Molasses is made by boiling sugar cane or sugar beet into a thick, concentrated syrup. It's then added to various foods and drinks such as rye bread, cookies, rum and certain beers. Molasses also supplies several nutrients and might have certain health-protective benefits as well, making it a healthy addition to your diet when consumed in limited amounts.
Molasses: All the Basics
A serving of molasses, which is equal to 1 tablespoon, contains 58 calories and a negligible amount of fat. That same tablespoon also has about 15 grams of carbohydrates, which is mostly sugar. A serving of molasses doesn't contain any protein or dietary fiber.
Vitamin and Mineral Rundown
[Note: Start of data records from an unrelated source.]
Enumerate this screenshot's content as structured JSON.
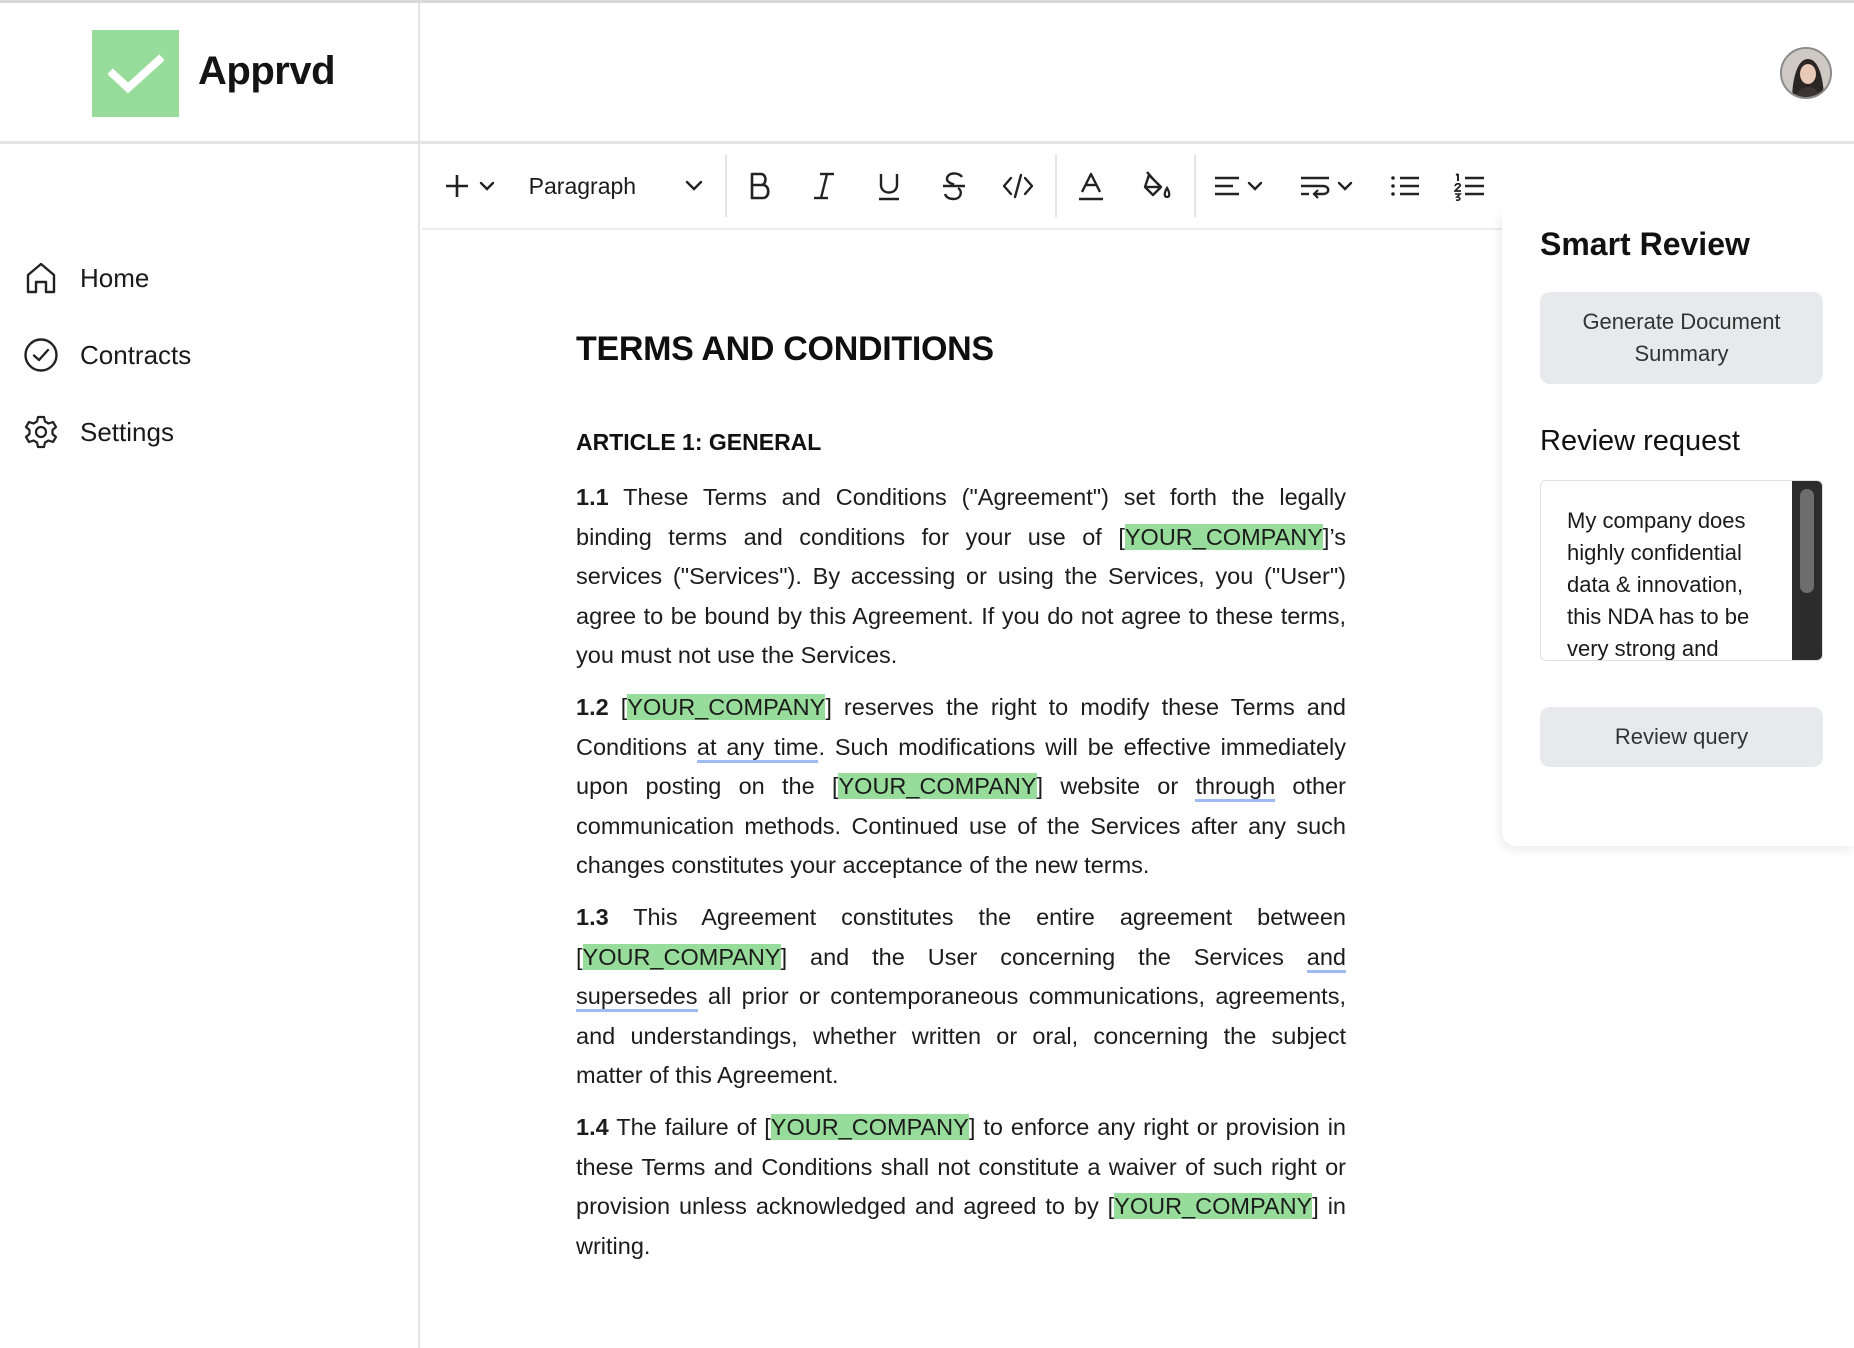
{
  "app": {
    "name": "Apprvd"
  },
  "sidebar": {
    "items": [
      {
        "label": "Home",
        "icon": "home-icon"
      },
      {
        "label": "Contracts",
        "icon": "check-circle-icon"
      },
      {
        "label": "Settings",
        "icon": "gear-icon"
      }
    ]
  },
  "toolbar": {
    "block_type": "Paragraph",
    "buttons": [
      "insert",
      "bold",
      "italic",
      "underline",
      "strikethrough",
      "code",
      "font-color",
      "highlight",
      "align",
      "text-wrap",
      "bullet-list",
      "numbered-list"
    ]
  },
  "document": {
    "title": "TERMS AND CONDITIONS",
    "article_heading": "ARTICLE 1: GENERAL",
    "placeholder": "YOUR_COMPANY",
    "p1": {
      "num": "1.1",
      "t1": " These Terms and Conditions (\"Agreement\") set forth the legally binding terms and conditions for your use of [",
      "t2": "]’s services (\"Services\"). By accessing or using the Services, you (\"User\") agree to be bound by this Agreement. If you do not agree to these terms, you must not use the Services."
    },
    "p2": {
      "num": "1.2",
      "t1": " [",
      "t2": "] reserves the right to modify these Terms and Conditions ",
      "u1": "at any time",
      "t3": ". Such modifications will be effective immediately upon posting on the [",
      "t4": "] website or ",
      "u2": "through",
      "t5": " other communication methods. Continued use of the Services after any such changes constitutes your acceptance of the new terms."
    },
    "p3": {
      "num": "1.3",
      "t1": " This Agreement constitutes the entire agreement between [",
      "t2": "] and the User concerning the Services ",
      "u1": "and supersedes",
      "t3": " all prior or contemporaneous communications, agreements, and understandings, whether written or oral, concerning the subject matter of this Agreement."
    },
    "p4": {
      "num": "1.4",
      "t1": " The failure of [",
      "t2": "] to enforce any right or provision in these Terms and Conditions shall not constitute a waiver of such right or provision unless acknowledged and agreed to by [",
      "t3": "] in writing."
    }
  },
  "smart_review": {
    "title": "Smart Review",
    "generate_button": "Generate Document Summary",
    "review_request_title": "Review request",
    "request_text": "My company does highly confidential data & innovation, this NDA has to be very strong and",
    "review_button": "Review query"
  },
  "colors": {
    "logo_green": "#97dc9b",
    "highlight_green": "#97dc9b",
    "underline_blue": "#9fb9f2",
    "button_gray": "#e7e9ec"
  }
}
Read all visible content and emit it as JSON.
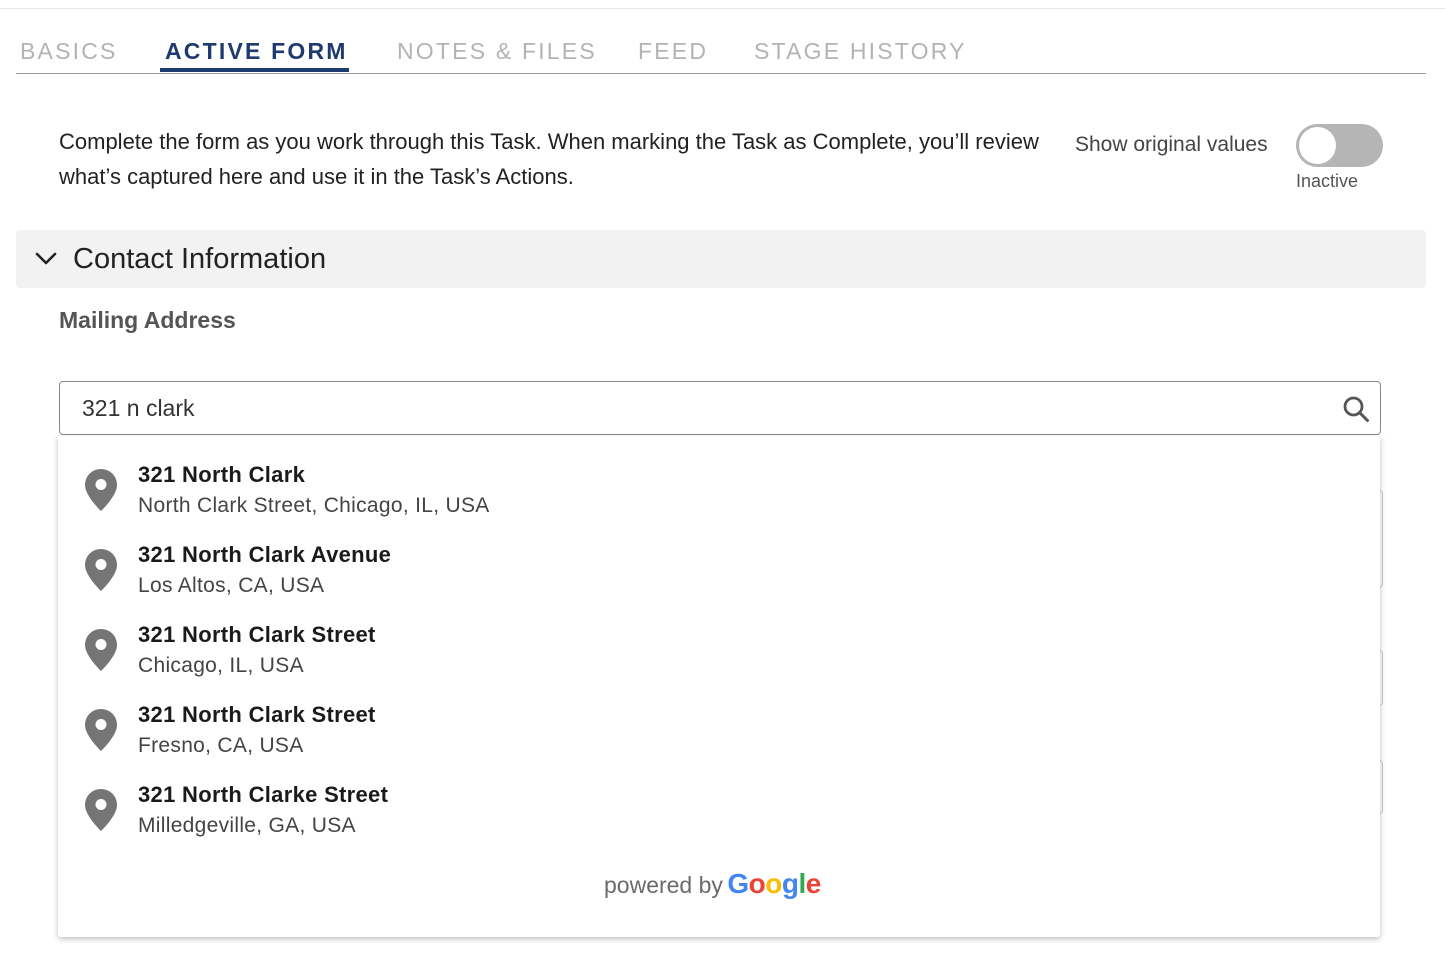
{
  "tabs": [
    {
      "label": "BASICS"
    },
    {
      "label": "ACTIVE FORM"
    },
    {
      "label": "NOTES & FILES"
    },
    {
      "label": "FEED"
    },
    {
      "label": "STAGE HISTORY"
    }
  ],
  "active_tab": "ACTIVE FORM",
  "intro_text": "Complete the form as you work through this Task. When marking the Task as Complete, you’ll review what’s captured here and use it in the Task’s Actions.",
  "toggle": {
    "label": "Show original values",
    "state_text": "Inactive",
    "checked": false
  },
  "section": {
    "title": "Contact Information",
    "expanded": true,
    "icon": "chevron-down-icon"
  },
  "field": {
    "label": "Mailing Address",
    "value": "321 n clark",
    "icon": "search-icon"
  },
  "suggestions": [
    {
      "main": "321 North Clark",
      "secondary": "North Clark Street, Chicago, IL, USA"
    },
    {
      "main": "321 North Clark Avenue",
      "secondary": "Los Altos, CA, USA"
    },
    {
      "main": "321 North Clark Street",
      "secondary": "Chicago, IL, USA"
    },
    {
      "main": "321 North Clark Street",
      "secondary": "Fresno, CA, USA"
    },
    {
      "main": "321 North Clarke Street",
      "secondary": "Milledgeville, GA, USA"
    }
  ],
  "powered_by": {
    "text": "powered by",
    "brand": "Google"
  },
  "colors": {
    "accent": "#1e3a6e",
    "pin": "#757575",
    "google_blue": "#4285F4",
    "google_red": "#EA4335",
    "google_yellow": "#FBBC05",
    "google_green": "#34A853"
  }
}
One tablespoon of molasses delivers 0.94 milligram of iron, a nutrient that helps your body make red blood cells and produce adequate amounts of energy. That amount translates to 12 percent of the 8 milligrams of iron men need daily and 5 percent of the 18 milligrams women need each day. You'll also get 293 milligrams of potassium, which is a mineral that promotes normal heart, muscle and skeletal functions. That's 6 percent of the 4,700 milligrams of potassium adults need each day. A tablespoon of molasses supplies 0.13 milligram of vitamin B-6, which is 10 percent of the 1.3 milligrams adults should have daily. Vitamin B-6 helps break down the protein you eat and helps your body make antibodies that fight off illness.
Molasses and Health Benefits
Molasses contains antioxidants that can fight off illnesses, such as cancer and heart disease, which can occur because of oxidative damage, according to a 2009 article published in the "Journal of the American Dietetic Association." In fact, molasses contains more antioxidants than refined sugar and sugar replacements such as honey, maple syrup, corn syrup and agave nectar. Blackstrap molasses in particular also contains high amounts of selenium, a mineral that can help fight cancer, nutrition expert Jonny Bowden notes in his book "The 150 Healthiest Foods on Earth."
Molasses in a Healthy Diet
Adding molasses to baked goods, most notably gingersnap cookies, is one of the most common ways people include molasses in their diets, but it's far from the only one. Use molasses to add a sweet flavor to marinades and stir-fry sauces. Glaze a fresh ham with a brush of molasses or add a small amount of it to homemade salad dressing. Adding molasses to a fruit smoothie, stirring it into your coffee in place of granulated sugar or drizzling it over a serving of low-fat plain yogurt are a few more simple ways to use it.